I wish I would have known that getting married would not solve this problem or take away my addiction. I wish I would have known the damage that this would cause to my spouse–that it has shaken her to her very core. This is not “just a little problem” that will “be okay” somehow in the future. I wish I would have chosen not to believe Satan’s lie that my wife wasn’t strong enough to hear the truth, or that I would hurt her too much if I told her. It turns out the Christ’s Atonement is strong enough to save and heal both of us.
I wish I would have known that having an addiction or any degree of involvement with pornography does NOT make you or your friends evil. Rally around one another, invite those who struggle into your circles, put your arms around them, and look for the very best in yourself and each other. This kind of support removes the stigma and makes it 100 times easier to change. Addiction feeds on isolation and shame. Remove those and you’re on your way to a complete and healthy life.
I wish I had known that there was hope–but that praying and reading my scriptures more was not, and is not enough to overcome this problem. I wish I had known that I needed a therapist, a 12 step program, and a sponsor. I wish I had known that when doing what my bishops said (pray, read scriptures, attend the temple, fast) never resulted in lasting sobriety, that it was ok for me to look for things outside of their advice in order to find recovery.

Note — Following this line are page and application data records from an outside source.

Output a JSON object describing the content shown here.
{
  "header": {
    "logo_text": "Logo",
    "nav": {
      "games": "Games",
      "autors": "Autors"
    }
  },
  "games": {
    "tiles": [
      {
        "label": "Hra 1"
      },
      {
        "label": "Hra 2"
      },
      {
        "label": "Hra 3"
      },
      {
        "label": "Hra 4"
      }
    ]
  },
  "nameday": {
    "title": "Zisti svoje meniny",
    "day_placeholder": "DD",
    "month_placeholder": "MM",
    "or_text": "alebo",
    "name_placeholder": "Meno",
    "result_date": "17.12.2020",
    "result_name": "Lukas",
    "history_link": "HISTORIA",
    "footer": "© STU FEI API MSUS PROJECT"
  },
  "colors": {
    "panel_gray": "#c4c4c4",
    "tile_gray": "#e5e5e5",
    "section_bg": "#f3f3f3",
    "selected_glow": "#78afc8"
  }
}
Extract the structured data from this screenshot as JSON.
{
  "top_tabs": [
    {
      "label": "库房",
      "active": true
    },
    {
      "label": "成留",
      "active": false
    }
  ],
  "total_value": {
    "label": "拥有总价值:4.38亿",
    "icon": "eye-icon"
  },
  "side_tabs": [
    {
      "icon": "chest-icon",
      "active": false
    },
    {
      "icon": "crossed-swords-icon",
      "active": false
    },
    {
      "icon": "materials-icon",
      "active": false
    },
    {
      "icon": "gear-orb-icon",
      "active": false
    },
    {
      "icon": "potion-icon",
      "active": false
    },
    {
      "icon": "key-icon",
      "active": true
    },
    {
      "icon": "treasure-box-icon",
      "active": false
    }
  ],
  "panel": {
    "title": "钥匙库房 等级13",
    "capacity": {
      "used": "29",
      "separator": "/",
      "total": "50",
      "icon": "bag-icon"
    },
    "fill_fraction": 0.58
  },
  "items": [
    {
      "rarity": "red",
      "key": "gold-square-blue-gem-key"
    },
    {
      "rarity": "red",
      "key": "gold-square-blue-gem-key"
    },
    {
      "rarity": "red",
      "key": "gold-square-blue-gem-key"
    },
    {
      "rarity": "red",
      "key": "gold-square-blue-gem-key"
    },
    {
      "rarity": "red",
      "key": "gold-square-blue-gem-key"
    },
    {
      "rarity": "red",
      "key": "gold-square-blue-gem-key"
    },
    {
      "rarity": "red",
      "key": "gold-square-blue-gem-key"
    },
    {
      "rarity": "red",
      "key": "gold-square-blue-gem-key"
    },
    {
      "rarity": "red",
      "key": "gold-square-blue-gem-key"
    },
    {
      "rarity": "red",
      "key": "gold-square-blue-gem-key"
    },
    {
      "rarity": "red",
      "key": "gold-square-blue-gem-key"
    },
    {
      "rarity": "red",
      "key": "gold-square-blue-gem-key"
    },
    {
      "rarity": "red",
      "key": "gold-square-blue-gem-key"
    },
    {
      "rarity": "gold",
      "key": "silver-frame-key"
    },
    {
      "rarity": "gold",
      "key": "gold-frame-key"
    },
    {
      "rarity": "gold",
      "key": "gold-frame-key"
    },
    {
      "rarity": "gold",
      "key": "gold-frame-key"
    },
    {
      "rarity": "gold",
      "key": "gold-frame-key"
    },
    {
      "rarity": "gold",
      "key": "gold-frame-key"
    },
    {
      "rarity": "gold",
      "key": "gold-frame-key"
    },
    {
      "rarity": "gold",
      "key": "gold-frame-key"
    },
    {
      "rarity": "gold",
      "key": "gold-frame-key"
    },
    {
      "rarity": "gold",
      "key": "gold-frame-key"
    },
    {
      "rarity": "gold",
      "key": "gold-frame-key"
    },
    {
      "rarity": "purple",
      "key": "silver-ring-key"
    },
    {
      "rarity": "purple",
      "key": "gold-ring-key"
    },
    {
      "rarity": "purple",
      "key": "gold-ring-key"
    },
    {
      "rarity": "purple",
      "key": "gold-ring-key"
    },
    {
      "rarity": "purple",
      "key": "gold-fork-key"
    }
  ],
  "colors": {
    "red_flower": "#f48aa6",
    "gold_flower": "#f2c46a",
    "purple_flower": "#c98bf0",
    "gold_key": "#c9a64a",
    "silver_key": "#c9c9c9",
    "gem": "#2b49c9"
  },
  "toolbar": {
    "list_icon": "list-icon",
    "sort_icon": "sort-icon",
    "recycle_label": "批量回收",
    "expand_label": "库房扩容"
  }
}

I wish I would have known that there is a TREMENDOUS amount of hope for anyone struggling with any form of sexual sin. Christ tells us that He will take our old heart, as we willingly and submissively offer it to Him, and give us a new heart. That is a prerequisite for anyone desiring eternal life. Turning FULLY to the Savior brings progress. Lay down any and all forms of pride and come brokenhearted. From the moment you do so, Christ will begin to change your heart, at first, in almost imperceptible ways, then more and more evidently until, with time, your mind and heart are new and refreshed. It is an enduring process with series of emotional peaks and valleys, but it is very literal….you will lose any desire for that which is impure. Take the Savior at His word.
I wish I would have known that my life in recovery is so much better than my life was when I was looking at pornography and masturbating.
Other posts in the series:
Intro: What wives of sex addicts want you to know (see also the Meridian Magazine article; also featured on LDS Living)
Second Post: Before you Marry My Good-Hearted Son (see also the Meridian Magazine article)
Third Post: What I Wish I Had Known the First Time I Caught My Husband Looking at Porn(see also the Meridian Magazine article, the Mormon Buzz article, the article on LDSLiving)
Fourth Post: What We Wish Wish We had Known When We Were Dating: Thoughts from Wives of Sex Addicts (see also the Meridian Magazine article)